Welcome to Freeze Frame, our look back at moments from this week in automotive history.
2 August 1964 – Honda RA271 makes Formula One debut in Germany
“I do not think anyone in the Honda concern really expected their car to shatter the racing world on its first appearance,” wrote Motor Sport’s Denis Jenkinson after the German Grand Prix in 1964. “But such is the publicity accrued from motorcycle racing successes, that the Grand Prix car was preceded by almost fanatical expectations which seemed to emanate from Europe rather than Japan!”
The reality, as the magazine’s reporter noted in his reflections on the race, was that the fearsome Nürburgring event was something of a learning exercise for the Japanese outfit, much as early forays into motorcycle racing at the Isle of Man Tourist Trophy had been.
Honda had entered five motorcycles in the 1959 TT – raising plenty of eyebrows, but no silverware – and wouldn’t taste victory in Grand Prix motorcycle racing until 1961 courtesy of Mike Hailwood. Honda wouldn’t win the TT until two years after the firm’s Formula One debut.
It was unrealistic then to expect Honda to sweep all asunder at one of the world’s most difficult Grands Prix. The team had attended Zandvoort a few weeks before, purely for testing purposes, but Germany would be the first racing outing for its first Formula One car, the RA271.
Viewed through a 2021 lens the RA271 is a beautiful and remarkable machine. Fitting into Formula One’s 1.5-litre rules from the period, Honda engineered an exquisite 1495cc 60-degree V12 and mounted it transversely. A spider’s web of exhaust manifolds emerged from the top of the chassis, and twelve intake trumpets for the motorcycle-derived carburettors sat inches from the driver’s head.
Honda’s early motorcycling exploits had concentrated on power, and that was the reasoning behind the RA271’s V12 too – estimated to produce somewhere north of 200bhp at roughly 12,500rpm… when it was working.
Jenkinson suggested though that the car was “not a pretty car, nor is it sleek and smooth, or even beautifully engineered.” In many respects Honda seemed to have brute-forced the car to fit their idea of the ideal Grand Prix racer, with a Lotus-style aluminium monocoque chassis at the front but with an engine mounted to a stressed bulkhead and a steel spaceframe aft of that.
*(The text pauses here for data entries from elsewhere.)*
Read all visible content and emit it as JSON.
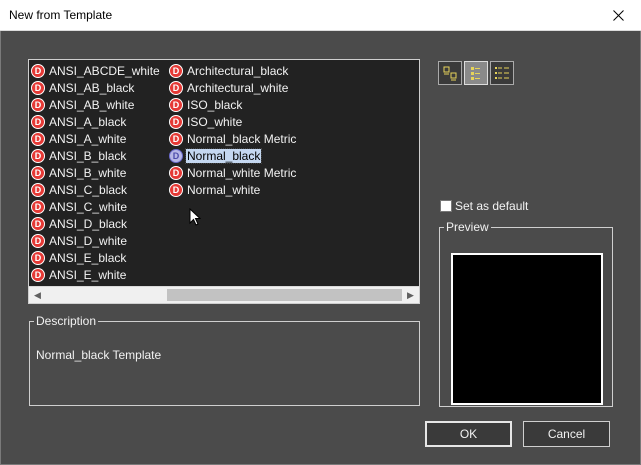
{
  "window": {
    "title": "New from Template"
  },
  "templates": {
    "column1": [
      "ANSI_ABCDE_white",
      "ANSI_AB_black",
      "ANSI_AB_white",
      "ANSI_A_black",
      "ANSI_A_white",
      "ANSI_B_black",
      "ANSI_B_white",
      "ANSI_C_black",
      "ANSI_C_white",
      "ANSI_D_black",
      "ANSI_D_white",
      "ANSI_E_black",
      "ANSI_E_white"
    ],
    "column2": [
      "Architectural_black",
      "Architectural_white",
      "ISO_black",
      "ISO_white",
      "Normal_black Metric",
      "Normal_black",
      "Normal_white Metric",
      "Normal_white"
    ],
    "selected": "Normal_black",
    "icon_letter": "D"
  },
  "set_default": {
    "label": "Set as default",
    "checked": false
  },
  "preview": {
    "legend": "Preview"
  },
  "description": {
    "legend": "Description",
    "text": "Normal_black Template"
  },
  "buttons": {
    "ok": "OK",
    "cancel": "Cancel"
  },
  "colors": {
    "background": "#4b4b4b",
    "list_bg": "#222222",
    "icon_red": "#e53935",
    "selection": "#c4d7f0"
  }
}
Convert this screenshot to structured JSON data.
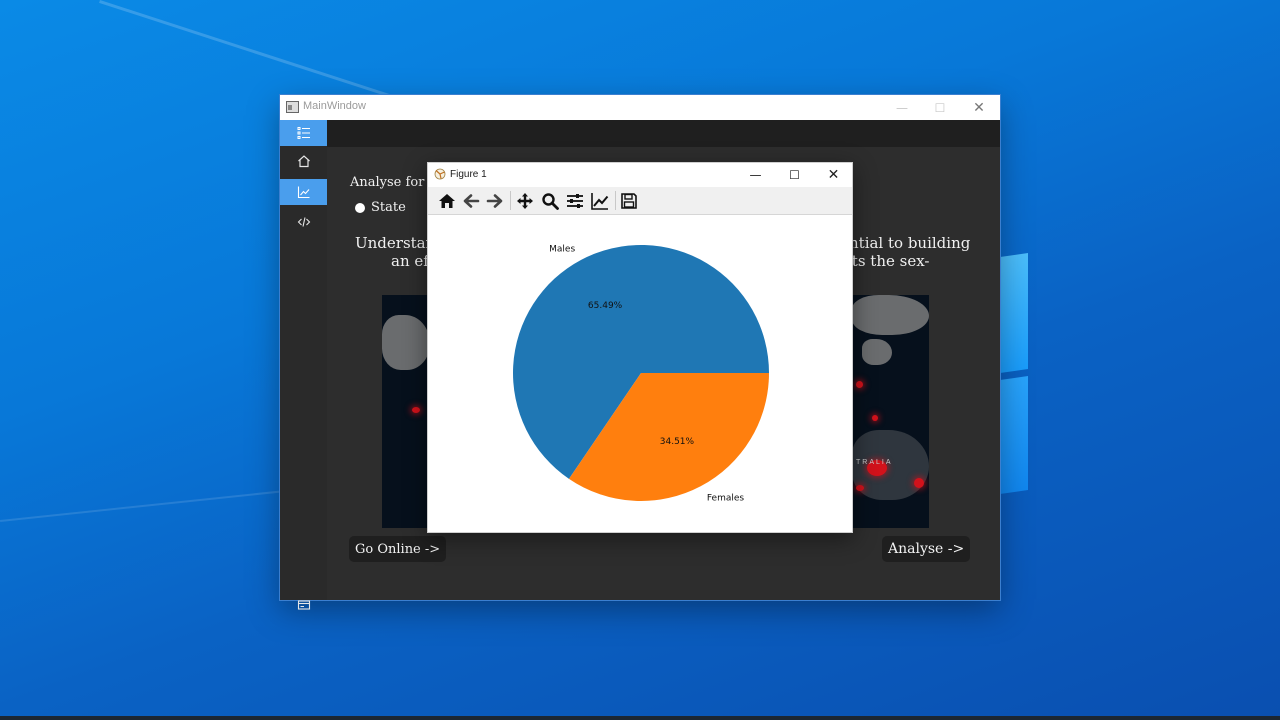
{
  "main_window": {
    "title": "MainWindow",
    "analyse_label": "Analyse for",
    "radio_label": "State",
    "paragraph": {
      "line1_left": "Understan",
      "line1_right": "ntial to building",
      "line2_left": "an eff",
      "line2_right": "its the sex-"
    },
    "map_label": "TRALIA",
    "go_online_label": "Go Online ->",
    "analyse_button_label": "Analyse ->"
  },
  "figure": {
    "title": "Figure 1",
    "toolbar": [
      "home-icon",
      "back-arrow-icon",
      "forward-arrow-icon",
      "pan-icon",
      "zoom-icon",
      "subplots-config-icon",
      "edit-axis-icon",
      "save-icon"
    ]
  },
  "colors": {
    "males": "#1f77b4",
    "females": "#ff7f0e",
    "sidebar_active": "#4a9eed"
  },
  "chart_data": {
    "type": "pie",
    "labels": [
      "Males",
      "Females"
    ],
    "values": [
      65.49,
      34.51
    ],
    "autopct_labels": [
      "65.49%",
      "34.51%"
    ],
    "colors": [
      "#1f77b4",
      "#ff7f0e"
    ],
    "title": "",
    "legend": "none"
  }
}
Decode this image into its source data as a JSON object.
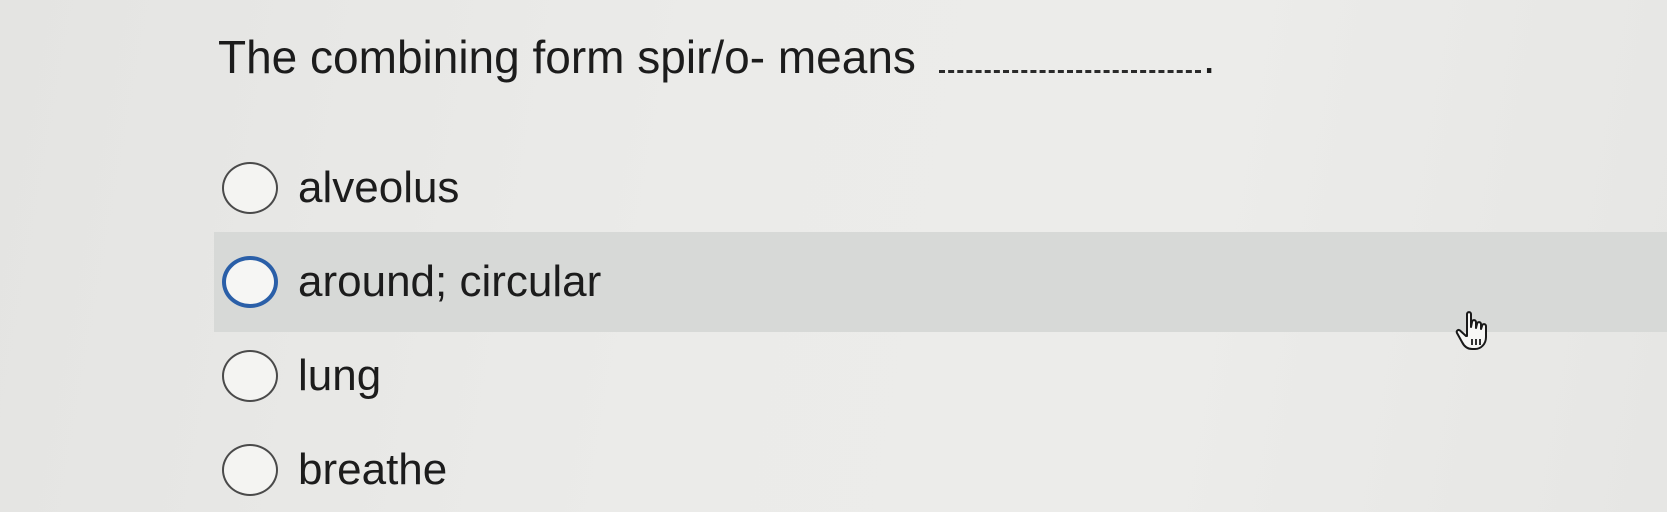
{
  "question": {
    "prompt": "The combining form spir/o- means",
    "period": "."
  },
  "options": [
    {
      "label": "alveolus",
      "state": "unselected"
    },
    {
      "label": "around; circular",
      "state": "hovered"
    },
    {
      "label": "lung",
      "state": "unselected"
    },
    {
      "label": "breathe",
      "state": "unselected"
    }
  ],
  "colors": {
    "hover_background": "#d7d9d7",
    "hover_radio_border": "#2a5fa8",
    "text": "#1c1c1c"
  },
  "cursor": {
    "icon": "hand-pointer-icon"
  }
}
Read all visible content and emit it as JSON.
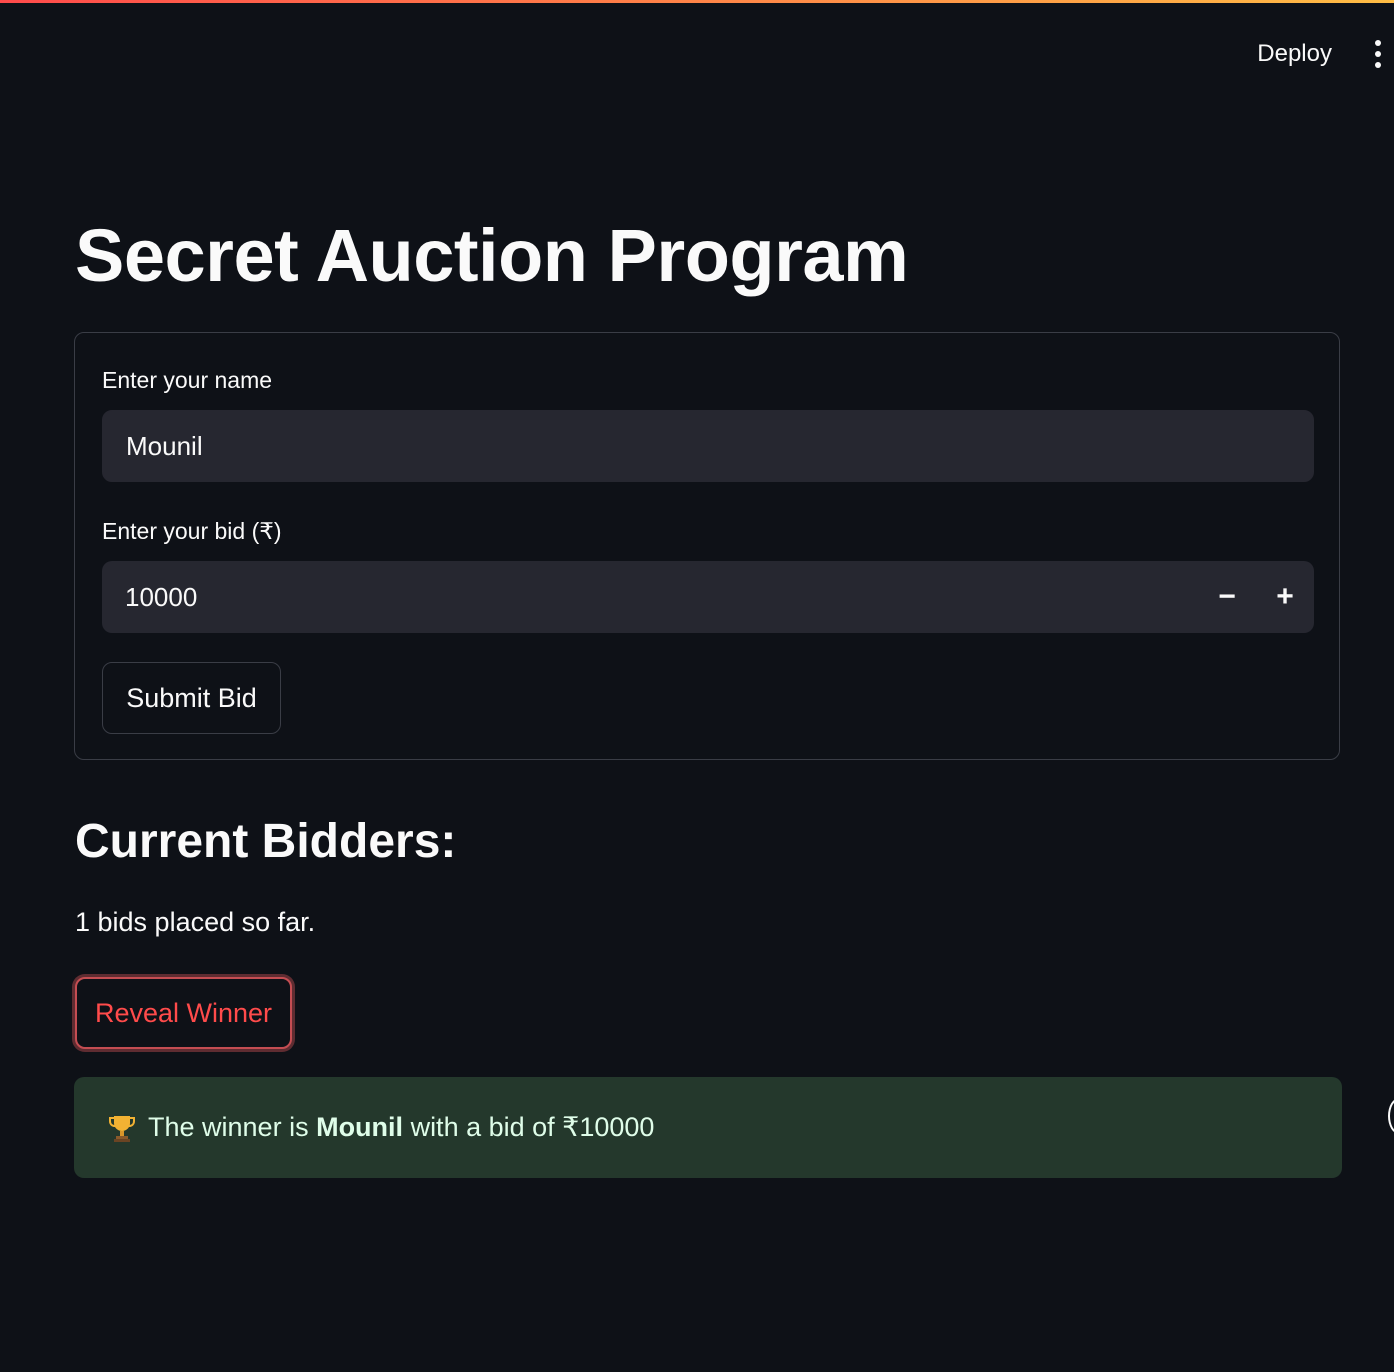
{
  "header": {
    "deploy_label": "Deploy",
    "menu_icon": "vertical-dots-icon"
  },
  "page": {
    "title": "Secret Auction Program"
  },
  "form": {
    "name_label": "Enter your name",
    "name_value": "Mounil",
    "bid_label": "Enter your bid (₹)",
    "bid_value": "10000",
    "decrement_label": "−",
    "increment_label": "+",
    "submit_label": "Submit Bid"
  },
  "bidders": {
    "heading": "Current Bidders:",
    "count_text": "1 bids placed so far.",
    "reveal_label": "Reveal Winner"
  },
  "result": {
    "icon": "trophy-icon",
    "prefix": "The winner is ",
    "winner_name": "Mounil",
    "suffix": " with a bid of ₹10000",
    "bg_color": "#24382c"
  },
  "colors": {
    "background": "#0e1117",
    "input_bg": "#262730",
    "accent": "#ff4b4b"
  }
}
At 525kg, the result was a car 75kg heavier than the formula’s minimum weight limit.
In contrast its double-wishbone suspension front and rear was considered fairly conventional, though a pushrod system did allow Honda to mount the coilover spring and damper setup inside the bodywork at both ends.
At the race itself, Honda spent much of the qualifying morning diagnosing overheating problems, then suffering a misfire, and struggling to get anywhere close to its anticipated 13,000rpm engine speeds. It failed to complete the required laps, but an afternoon session – with the tiny V12 now howling as it should – allowed Honda some extra practice.
The car made no great impact in the race, though ran well initially, American driver Ronnie Bucknum overtaking several cars from his back-of-the-grid starting place. It was all over on lap 11 of 15 however, Bucknum spinning off before the Karussel and retiring with damage, though thankfully none to himself.
Honda would return again two races later, in Italy, much more on the pace, Bucknum securing 10th place in qualifying but once again retiring (this time with brake issues) in the race. The following United States Grand Prix went little better.
But Honda would not have to wait much longer to taste success. In 1965 it introduced the RA272, successor to the RA271, and after struggling early in the season, Richie Ginther took Honda to its first Grand Prix victory at the very last race of the season in Mexico. The company’s Formula One story might have peaked in the late 1980s, but it was the RA271 and RA272 two decades earlier that set the stage.